Chilean astronomer makes her mark
Chilean researcher Cinthya Herrera has not quite achieved her PhD in astronomy yet, but already she has notched up a notable success in her career.
The 27-year-old student has the distinction of publishing the very first science paper to come out of the Alma radio telescope.
This huge facility, going up in Chile's Atacama Desert, is set to revolutionise our understanding of the cosmos.
Ms Herrera's efforts will be followed by thousands more publications.
"I was really excited to be told my work was the first refereed paper accepted for publication based on Alma observations, but also I was extremely proud because Alma is in Chile," the young astronomer told BBC News.
Ms Herrera has been describing her studies here in Manchester at the UK National Astronomy Meeting (NAM).
Her investigations involved looking for star forming clusters resulting from the merger of a pair of spiral galaxies.
This collision, known as "The Antennae", lies about 70 million light-years away in the constellation of Corvus (The Crow).
It produces very turbulent regions of gas that must dissipate their energy if they are to condense and form new stars.
"With Alma and its wonderful resolution, we were able to trace the molecular mass of the gas and the structures that will form stars; and using another telescope run by the European Southern Observatory, we were able to trace the energy dissipation," Ms Herrera explained.
"The tracers we observe to do this are carbon monoxide in the case of Alma and molecular hydrogen in the case of the second telescope - the Very Large Telescope, also in the Atacama."
Details of the work have appeared in Astronomy and Astrophysics.
The data was acquired in the so-called science verification phase of Alma (Atacama Large Millimeter/submillimeter Array).
The co-operative venture that includes the scientific and engineering inputs of Europe, East Asia, North America, and the host nation, Chile, is still only half-built.
Week by week, new radio antennas are being added to the observing network sited 5,000m above sea level on Atacama's Chajnantor plateau.
Right now, there are 22 of its 12m dishes in place with another seven 7m dishes also observing the sky.
It is planned there should be a total of 66 antennas when Alma becomes fully operational in the next couple of years.
The observatory's capabilities are keenly awaited by astronomers.
The unprecedented resolution it will achieve at longer wavelengths of light will allow scientists to study extremely cold objects in space - such as the dense clouds of cosmic dust and gas from which stars and planets form.
It is expected also to see very distant objects in the early Universe, including some of the very first structures to form more than 13 billion years ago.

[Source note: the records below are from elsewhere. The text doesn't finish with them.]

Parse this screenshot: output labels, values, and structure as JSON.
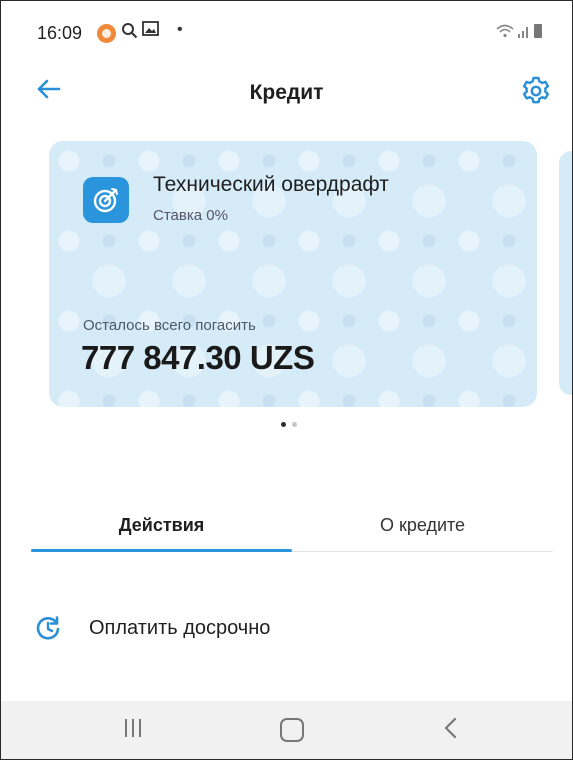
{
  "status_bar": {
    "time": "16:09",
    "icons": [
      "notification-dot-icon",
      "search-icon",
      "gallery-icon",
      "dot-icon",
      "wifi-icon",
      "signal-icon",
      "battery-icon"
    ]
  },
  "header": {
    "title": "Кредит",
    "back_icon": "arrow-left-icon",
    "settings_icon": "gear-icon"
  },
  "card": {
    "title": "Технический овердрафт",
    "rate": "Ставка 0%",
    "remaining_label": "Осталось всего погасить",
    "amount": "777 847.30 UZS",
    "icon": "target-icon"
  },
  "pager": {
    "count": 2,
    "active_index": 0
  },
  "tabs": [
    {
      "label": "Действия",
      "active": true
    },
    {
      "label": "О кредите",
      "active": false
    }
  ],
  "actions": [
    {
      "label": "Оплатить досрочно",
      "icon": "clock-refresh-icon"
    }
  ],
  "nav_bar": {
    "icons": [
      "recent-apps-icon",
      "home-icon",
      "back-icon"
    ]
  },
  "colors": {
    "accent": "#2a94dc",
    "card_background": "#d6ebf8",
    "nav_background": "#f1f1f1",
    "notification": "#f08a3a"
  }
}
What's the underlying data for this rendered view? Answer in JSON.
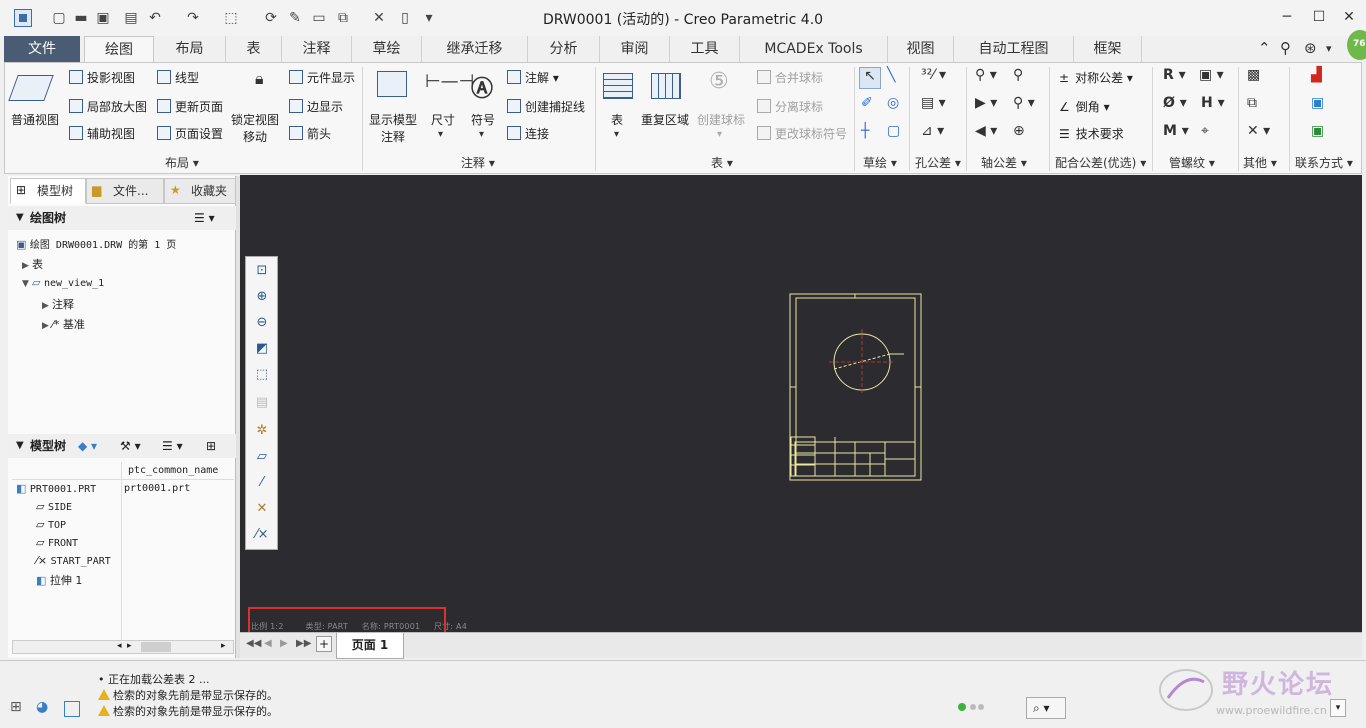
{
  "window": {
    "title": "DRW0001 (活动的) - Creo Parametric 4.0"
  },
  "ribbon_tabs": [
    {
      "label": "文件"
    },
    {
      "label": "绘图"
    },
    {
      "label": "布局"
    },
    {
      "label": "表"
    },
    {
      "label": "注释"
    },
    {
      "label": "草绘"
    },
    {
      "label": "继承迁移"
    },
    {
      "label": "分析"
    },
    {
      "label": "审阅"
    },
    {
      "label": "工具"
    },
    {
      "label": "MCADEx Tools"
    },
    {
      "label": "视图"
    },
    {
      "label": "自动工程图"
    },
    {
      "label": "框架"
    }
  ],
  "active_tab": "绘图",
  "user_badge": "76",
  "ribbon": {
    "layout": {
      "label": "布局",
      "normal_view": "普通视图",
      "projection_view": "投影视图",
      "detailed_view": "局部放大图",
      "auxiliary_view": "辅助视图",
      "line_style": "线型",
      "update_sheets": "更新页面",
      "page_setup": "页面设置",
      "lock_view_move_1": "锁定视图",
      "lock_view_move_2": "移动",
      "element_display": "元件显示",
      "edge_display": "边显示",
      "arrows": "箭头"
    },
    "annotate": {
      "label": "注释",
      "show_model_1": "显示模型",
      "show_model_2": "注释",
      "dimension": "尺寸",
      "symbol": "符号",
      "note": "注解",
      "create_snap_line": "创建捕捉线",
      "connect": "连接"
    },
    "table": {
      "label": "表",
      "table": "表",
      "repeat_region": "重复区域",
      "create_balloon": "创建球标",
      "merge_balloons": "合并球标",
      "detach_balloons": "分离球标",
      "change_balloon_symbol": "更改球标符号"
    },
    "sketch": {
      "label": "草绘"
    },
    "hole_tol": {
      "label": "孔公差"
    },
    "shaft_tol": {
      "label": "轴公差"
    },
    "fit_tol": {
      "label": "配合公差(优选)",
      "symmetric_tol": "对称公差",
      "chamfer": "倒角",
      "tech_req": "技术要求"
    },
    "pipe_thread": {
      "label": "管螺纹"
    },
    "other": {
      "label": "其他"
    },
    "contact": {
      "label": "联系方式"
    }
  },
  "left_panel": {
    "tabs": [
      {
        "label": "模型树"
      },
      {
        "label": "文件..."
      },
      {
        "label": "收藏夹"
      }
    ],
    "drawing_tree": {
      "title": "绘图树",
      "root": "绘图 DRW0001.DRW 的第 1 页",
      "items": [
        "表",
        "new_view_1",
        "注释",
        "基准"
      ]
    },
    "model_tree": {
      "title": "模型树",
      "column": "ptc_common_name",
      "rows": [
        {
          "name": "PRT0001.PRT",
          "value": "prt0001.prt"
        },
        {
          "name": "SIDE",
          "value": ""
        },
        {
          "name": "TOP",
          "value": ""
        },
        {
          "name": "FRONT",
          "value": ""
        },
        {
          "name": "START_PART",
          "value": ""
        },
        {
          "name": "拉伸 1",
          "value": ""
        }
      ]
    }
  },
  "canvas": {
    "info": {
      "scale": "比例 1:2",
      "type": "类型: PART",
      "name": "名称: PRT0001",
      "size": "尺寸: A4"
    }
  },
  "sheet": {
    "label": "页面 1"
  },
  "messages": [
    {
      "text": "• 正在加载公差表 2 ..."
    },
    {
      "text": "检索的对象先前是带显示保存的。"
    },
    {
      "text": "检索的对象先前是带显示保存的。"
    }
  ],
  "watermark": {
    "title": "野火论坛",
    "url": "www.proewildfire.cn"
  },
  "colors": {
    "canvas_bg": "#2b2b30",
    "drawing_lines": "#ece7a2",
    "highlight": "#e0302c",
    "file_tab": "#4a5c73"
  }
}
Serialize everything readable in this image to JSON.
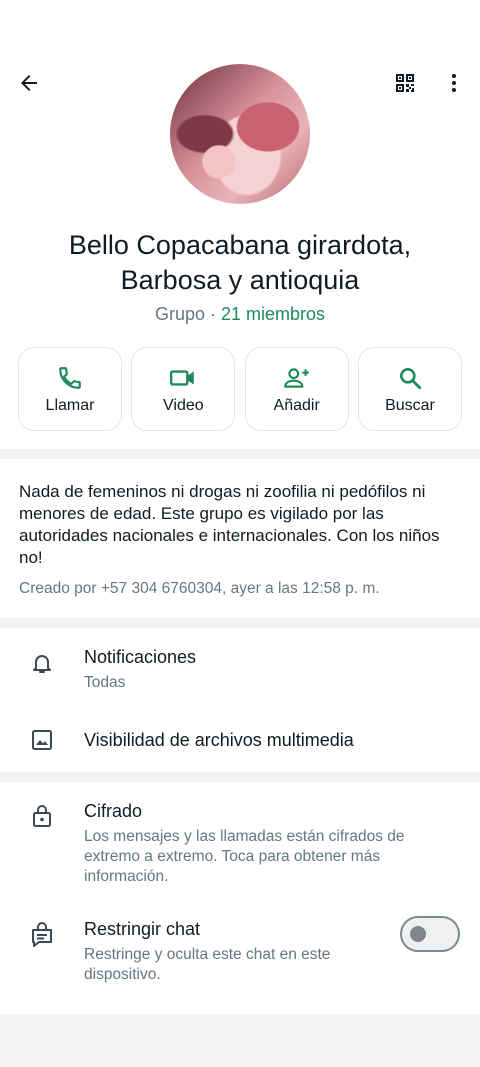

Ms Herrera is currently studying in Paris, France, at the Institute of Space Astrophysics (IAS), but her intention is to return home to work on all the telescopes that take advantage of the great observing conditions in the high, dry Atacama.
"For the next few decades, I think Alma will be one of the greatest telescopes on Earth," she told the BBC.